## Work to complete
Each line of the material that mentions the word "indicating" is to be copied.

## Provided material
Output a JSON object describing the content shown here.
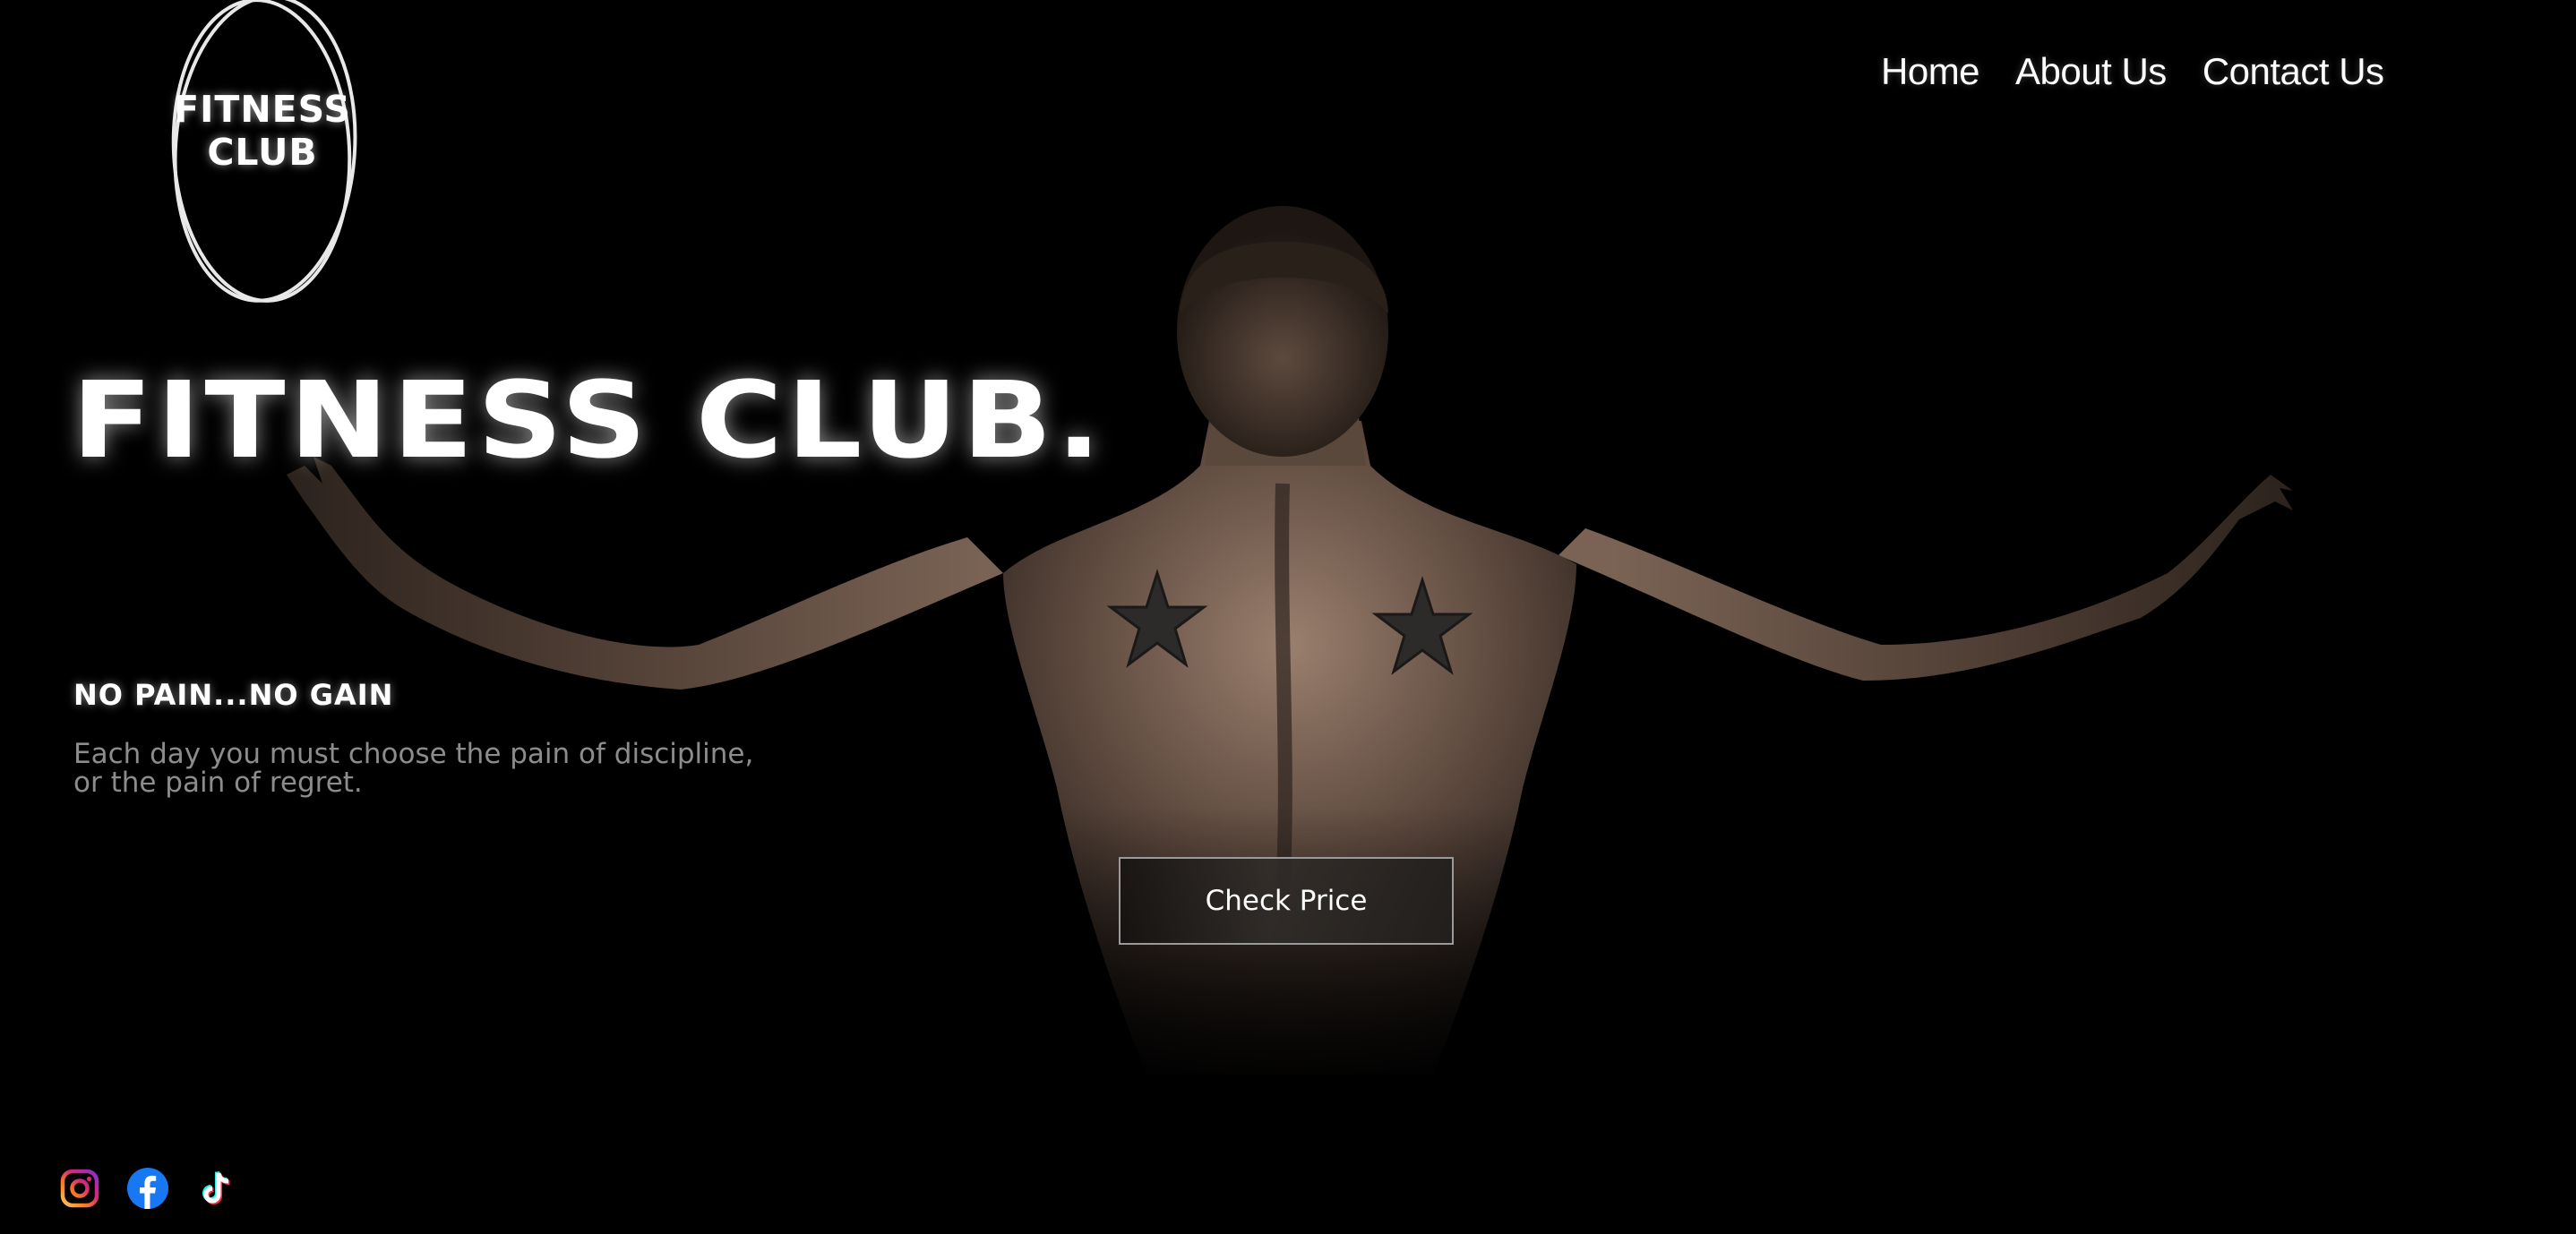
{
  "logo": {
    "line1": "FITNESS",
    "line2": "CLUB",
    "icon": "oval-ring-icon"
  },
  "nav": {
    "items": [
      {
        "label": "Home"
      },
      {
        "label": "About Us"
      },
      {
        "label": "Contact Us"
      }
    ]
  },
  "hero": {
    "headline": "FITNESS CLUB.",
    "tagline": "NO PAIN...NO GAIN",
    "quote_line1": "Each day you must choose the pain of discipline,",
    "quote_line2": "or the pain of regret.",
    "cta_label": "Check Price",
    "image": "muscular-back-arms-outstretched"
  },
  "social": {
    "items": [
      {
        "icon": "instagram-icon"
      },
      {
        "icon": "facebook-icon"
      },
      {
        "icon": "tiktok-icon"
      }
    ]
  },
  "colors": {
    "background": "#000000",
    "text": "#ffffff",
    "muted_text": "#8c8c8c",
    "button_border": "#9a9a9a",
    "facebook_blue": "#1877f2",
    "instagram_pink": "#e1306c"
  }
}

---

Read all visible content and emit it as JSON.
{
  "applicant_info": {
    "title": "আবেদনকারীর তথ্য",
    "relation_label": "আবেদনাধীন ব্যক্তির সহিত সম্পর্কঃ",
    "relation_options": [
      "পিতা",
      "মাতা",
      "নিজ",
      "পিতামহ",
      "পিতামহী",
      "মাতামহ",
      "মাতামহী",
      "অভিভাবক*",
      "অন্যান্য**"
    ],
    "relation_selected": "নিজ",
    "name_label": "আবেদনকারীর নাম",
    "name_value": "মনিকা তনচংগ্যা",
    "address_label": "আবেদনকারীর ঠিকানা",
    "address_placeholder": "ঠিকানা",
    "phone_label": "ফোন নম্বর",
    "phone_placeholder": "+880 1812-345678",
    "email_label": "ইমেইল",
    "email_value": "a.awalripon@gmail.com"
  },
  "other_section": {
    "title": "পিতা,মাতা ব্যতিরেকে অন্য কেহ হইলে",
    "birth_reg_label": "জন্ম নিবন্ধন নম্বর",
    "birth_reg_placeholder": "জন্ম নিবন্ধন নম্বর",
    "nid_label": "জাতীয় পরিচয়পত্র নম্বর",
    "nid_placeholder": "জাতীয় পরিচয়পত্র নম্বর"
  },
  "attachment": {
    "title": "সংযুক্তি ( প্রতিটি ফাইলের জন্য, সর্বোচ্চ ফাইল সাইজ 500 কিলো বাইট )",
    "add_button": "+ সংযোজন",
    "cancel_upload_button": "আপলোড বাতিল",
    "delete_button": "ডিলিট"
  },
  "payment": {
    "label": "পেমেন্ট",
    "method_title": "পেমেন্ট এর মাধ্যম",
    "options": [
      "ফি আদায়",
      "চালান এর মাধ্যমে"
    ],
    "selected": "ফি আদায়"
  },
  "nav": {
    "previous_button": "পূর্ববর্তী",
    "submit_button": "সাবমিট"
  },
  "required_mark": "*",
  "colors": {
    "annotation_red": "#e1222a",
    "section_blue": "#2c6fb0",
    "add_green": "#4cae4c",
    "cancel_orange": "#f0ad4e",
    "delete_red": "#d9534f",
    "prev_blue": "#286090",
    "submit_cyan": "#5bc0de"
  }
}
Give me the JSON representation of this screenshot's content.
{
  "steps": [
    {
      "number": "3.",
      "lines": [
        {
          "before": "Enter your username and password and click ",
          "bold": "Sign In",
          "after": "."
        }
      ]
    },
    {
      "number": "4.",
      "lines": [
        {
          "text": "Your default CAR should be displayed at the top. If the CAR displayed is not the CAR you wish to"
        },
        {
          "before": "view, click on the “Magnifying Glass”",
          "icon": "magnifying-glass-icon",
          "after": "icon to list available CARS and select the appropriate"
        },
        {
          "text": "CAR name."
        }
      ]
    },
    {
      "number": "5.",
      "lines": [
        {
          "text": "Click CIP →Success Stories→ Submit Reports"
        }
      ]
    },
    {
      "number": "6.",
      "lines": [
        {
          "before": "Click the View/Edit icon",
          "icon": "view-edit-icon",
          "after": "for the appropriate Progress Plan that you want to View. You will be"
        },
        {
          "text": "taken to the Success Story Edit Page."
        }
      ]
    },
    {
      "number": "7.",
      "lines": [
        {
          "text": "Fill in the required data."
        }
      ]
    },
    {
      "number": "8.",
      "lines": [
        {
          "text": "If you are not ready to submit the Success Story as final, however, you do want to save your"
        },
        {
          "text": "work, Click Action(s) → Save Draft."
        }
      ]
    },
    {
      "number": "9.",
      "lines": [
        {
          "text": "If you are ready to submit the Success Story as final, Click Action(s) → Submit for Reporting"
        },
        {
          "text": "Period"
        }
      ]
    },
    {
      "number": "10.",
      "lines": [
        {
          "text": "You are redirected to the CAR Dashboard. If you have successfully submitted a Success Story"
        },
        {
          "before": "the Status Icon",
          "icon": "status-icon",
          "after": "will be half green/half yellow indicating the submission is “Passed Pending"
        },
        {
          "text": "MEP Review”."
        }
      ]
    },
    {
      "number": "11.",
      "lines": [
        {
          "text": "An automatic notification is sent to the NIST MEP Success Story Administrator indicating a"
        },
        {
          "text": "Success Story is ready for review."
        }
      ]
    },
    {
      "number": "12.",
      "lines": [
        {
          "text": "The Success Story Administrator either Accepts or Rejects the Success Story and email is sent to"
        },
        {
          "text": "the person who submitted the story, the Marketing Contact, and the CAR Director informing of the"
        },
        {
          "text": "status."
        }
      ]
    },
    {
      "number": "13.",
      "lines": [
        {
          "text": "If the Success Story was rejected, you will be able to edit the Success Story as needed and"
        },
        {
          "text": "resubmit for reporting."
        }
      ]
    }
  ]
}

## Your response
          "after": "will be half green/half yellow indicating the submission is “Passed Pending"
          "text": "An automatic notification is sent to the NIST MEP Success Story Administrator indicating a"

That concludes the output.